### Work instructions
Looking at the records below, state how many lines include the string "this" and add nothing further.

### Given data
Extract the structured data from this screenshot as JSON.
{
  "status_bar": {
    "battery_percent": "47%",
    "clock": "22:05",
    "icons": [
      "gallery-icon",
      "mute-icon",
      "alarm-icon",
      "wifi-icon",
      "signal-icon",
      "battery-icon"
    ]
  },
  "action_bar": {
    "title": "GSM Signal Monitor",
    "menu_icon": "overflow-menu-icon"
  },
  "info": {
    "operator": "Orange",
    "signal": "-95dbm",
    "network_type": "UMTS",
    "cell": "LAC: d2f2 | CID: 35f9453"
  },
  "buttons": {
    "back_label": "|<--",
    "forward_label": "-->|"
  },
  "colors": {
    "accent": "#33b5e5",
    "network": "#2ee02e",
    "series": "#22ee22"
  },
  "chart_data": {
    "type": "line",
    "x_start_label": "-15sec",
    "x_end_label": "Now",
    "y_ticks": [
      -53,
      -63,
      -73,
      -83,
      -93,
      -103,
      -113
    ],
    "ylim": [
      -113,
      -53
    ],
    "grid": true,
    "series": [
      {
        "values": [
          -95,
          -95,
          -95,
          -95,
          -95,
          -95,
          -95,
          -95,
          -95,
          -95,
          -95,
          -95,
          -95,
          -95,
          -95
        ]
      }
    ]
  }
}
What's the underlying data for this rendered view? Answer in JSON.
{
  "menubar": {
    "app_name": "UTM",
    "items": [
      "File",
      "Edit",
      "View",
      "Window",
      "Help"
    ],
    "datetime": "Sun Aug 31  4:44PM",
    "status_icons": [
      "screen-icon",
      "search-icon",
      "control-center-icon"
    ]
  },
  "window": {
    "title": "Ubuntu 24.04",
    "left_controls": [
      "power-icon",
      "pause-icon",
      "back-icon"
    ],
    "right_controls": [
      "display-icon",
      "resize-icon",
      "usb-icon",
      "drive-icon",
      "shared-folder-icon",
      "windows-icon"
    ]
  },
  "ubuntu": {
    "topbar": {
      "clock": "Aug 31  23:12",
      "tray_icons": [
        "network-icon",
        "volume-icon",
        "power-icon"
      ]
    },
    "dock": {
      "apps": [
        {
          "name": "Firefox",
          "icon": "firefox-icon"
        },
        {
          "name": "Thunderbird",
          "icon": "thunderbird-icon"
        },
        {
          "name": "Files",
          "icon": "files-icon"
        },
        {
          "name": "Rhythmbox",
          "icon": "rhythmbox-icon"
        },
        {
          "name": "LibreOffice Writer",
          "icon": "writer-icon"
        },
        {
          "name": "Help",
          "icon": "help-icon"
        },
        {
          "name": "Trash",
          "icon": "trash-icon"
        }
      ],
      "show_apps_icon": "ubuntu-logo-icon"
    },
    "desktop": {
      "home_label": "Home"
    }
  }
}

### Worked solution
2